What to produce:
From the records below, copy each line that has the word "Data" in it.

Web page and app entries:
- Opening Delimiter -
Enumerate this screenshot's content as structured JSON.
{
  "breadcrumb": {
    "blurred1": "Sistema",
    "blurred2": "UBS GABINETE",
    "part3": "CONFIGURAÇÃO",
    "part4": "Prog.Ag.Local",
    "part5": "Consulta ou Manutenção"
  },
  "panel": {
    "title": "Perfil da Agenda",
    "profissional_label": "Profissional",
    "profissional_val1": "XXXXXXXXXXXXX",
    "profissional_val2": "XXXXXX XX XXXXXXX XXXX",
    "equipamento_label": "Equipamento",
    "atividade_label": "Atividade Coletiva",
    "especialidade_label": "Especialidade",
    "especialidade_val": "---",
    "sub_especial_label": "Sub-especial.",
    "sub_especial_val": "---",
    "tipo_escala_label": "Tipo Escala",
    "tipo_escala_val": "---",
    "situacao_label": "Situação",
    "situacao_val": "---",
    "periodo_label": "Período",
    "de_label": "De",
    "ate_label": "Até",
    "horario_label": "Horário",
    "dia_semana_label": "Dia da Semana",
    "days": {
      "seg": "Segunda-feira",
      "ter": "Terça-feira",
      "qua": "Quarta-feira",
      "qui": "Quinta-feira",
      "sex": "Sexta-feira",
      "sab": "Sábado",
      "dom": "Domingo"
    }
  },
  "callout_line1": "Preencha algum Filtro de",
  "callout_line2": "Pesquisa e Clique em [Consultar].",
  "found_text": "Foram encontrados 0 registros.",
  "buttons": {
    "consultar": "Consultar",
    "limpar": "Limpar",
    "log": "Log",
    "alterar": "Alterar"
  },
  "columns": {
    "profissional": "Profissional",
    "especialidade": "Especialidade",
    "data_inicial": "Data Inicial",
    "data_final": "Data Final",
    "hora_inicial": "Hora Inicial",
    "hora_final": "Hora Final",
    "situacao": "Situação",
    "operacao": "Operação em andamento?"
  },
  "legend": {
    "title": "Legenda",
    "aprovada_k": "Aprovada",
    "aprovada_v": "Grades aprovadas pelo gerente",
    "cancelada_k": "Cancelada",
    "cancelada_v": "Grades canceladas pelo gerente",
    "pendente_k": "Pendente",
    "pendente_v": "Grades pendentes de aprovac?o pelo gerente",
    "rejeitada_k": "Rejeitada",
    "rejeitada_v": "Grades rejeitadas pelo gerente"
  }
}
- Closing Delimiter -
Exercise output:
    "data_inicial": "Data Inicial",
    "data_final": "Data Final",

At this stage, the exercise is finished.